WASHINGTON, October 2 (By Maria Young for RIA Novosti) – If you can imagine a song that incorporates musical genres from all over the world, including a non-traditional Russian beatbox, propelling audiences to clap their hands and tap their feet, then you have an idea what crowds up and down the US East Coast have been treated to for the past few weeks.
“For me, it’s like a dream, all of these different musicians in one song, and the style of song we make is something you’ve never heard before,” said Dmitry Burmistrov, 24, a Russian musician who goes by the stage and Internet name of Masta Mic.
“It’s something beautiful,” he told RIA Novosti after Tuesday night’s OneBeat 2013 performance at the Kennedy Center in Washington.
Burmistov is one of 25 musicians from 16 different countries and six continents touring the United States as part of the US State Department’s OneBeat fellowship program, which brings musicians from all over the world together for a month-long musical and cultural exchange that wraps up in New York City this weekend.
The group arrived in Washington on Monday, “just in time for the government to shut down!” said Burmistrov.
“I couldn’t believe it!” he added, slapping his hand to his forehead. It is, after all, the first time he’s ever been to the US.
“The timing was perfect. It was as if we had shut the government down ourselves,” said Tim Thomas, director of development for Bang On A Can, a New York-based international musical group which produces the OneBeat program.
“There are countries all over the world that aren’t getting along, and sometimes even governments inside the same country that can’t get along,” he said, as a packed crowd laughed at the reference to Washington’s current government shutdown.
“But once these musicians get together they collaborate and speak the common language of music,” he said.
Through such exchanges, Thomas envisions a more harmonious world though music.
Political tensions between the US and Russia, as well as political tensions around the world, sometimes makes his job more difficult, Thomas told RIA Novosti.
“But musically, we’ve never had a problem, and that’s really the only reason we do this, is to help shatter myths and open minds,” he said, adding, “It’s really quite poignant.”

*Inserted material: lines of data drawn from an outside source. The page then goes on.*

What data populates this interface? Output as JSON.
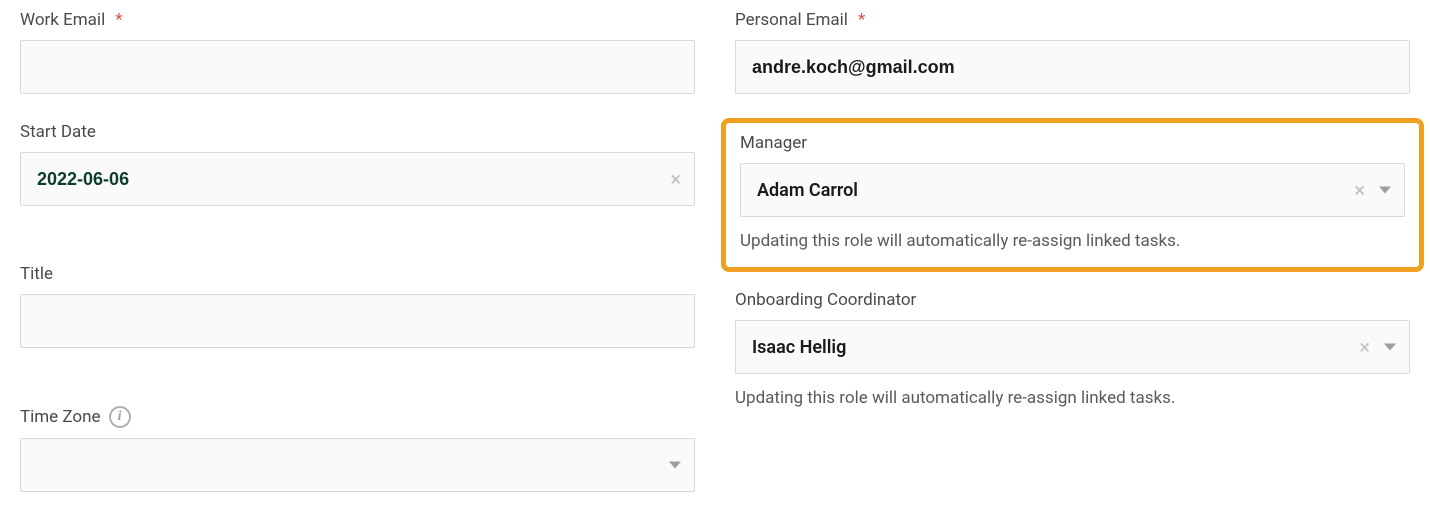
{
  "left": {
    "work_email": {
      "label": "Work Email",
      "required_mark": "*",
      "value": ""
    },
    "start_date": {
      "label": "Start Date",
      "value": "2022-06-06"
    },
    "title": {
      "label": "Title",
      "value": ""
    },
    "time_zone": {
      "label": "Time Zone",
      "value": ""
    }
  },
  "right": {
    "personal_email": {
      "label": "Personal Email",
      "required_mark": "*",
      "value": "andre.koch@gmail.com"
    },
    "manager": {
      "label": "Manager",
      "value": "Adam Carrol",
      "helper": "Updating this role will automatically re-assign linked tasks."
    },
    "onboarding_coordinator": {
      "label": "Onboarding Coordinator",
      "value": "Isaac Hellig",
      "helper": "Updating this role will automatically re-assign linked tasks."
    }
  }
}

“Since I have been here, I have performed music with a singer from India, a guitarist from China, a musician from Africa, a rapper from Senegal, and it’s fantastic!” said Burmistrov, throwing his hands over his head in a sign of victory.
Talking with him is a bit like watching a tennis match, as he stands first on one foot, then the other.
Tall and slim, he looks like an overgrown six-year-old who could have driven his parents and teachers to distraction just trying to get him to calm down and be quiet.
He is perhaps best described as a human percussion instrument, and fans around the world seem to love his energetic style, and the odd, rhythmic combination of lyrical pings, pops, clinks, zips and booms he creates with his mouth, lips, tongue and voice.
He rose to fame in Russia after winning a national beatbox championship in 2008, and began posting YouTube videos in 2009. He has well over 200,000 YouTube subscribers and estimates half of them are from the US.
He may not have a traditional Russian sound, he said, but he wants the people of America to know one thing about Russians: They are unpredictable.
“Did you see Russia? It’s very big. And the people are very different, they are not all the same,” he said.
The OneBeat program, Burmistov said, makes sense.
“It will be a good thing, because I have some publicity at home in Russia, and when I go there and perform, I will tell about it in the best way, the most positive way that I can.”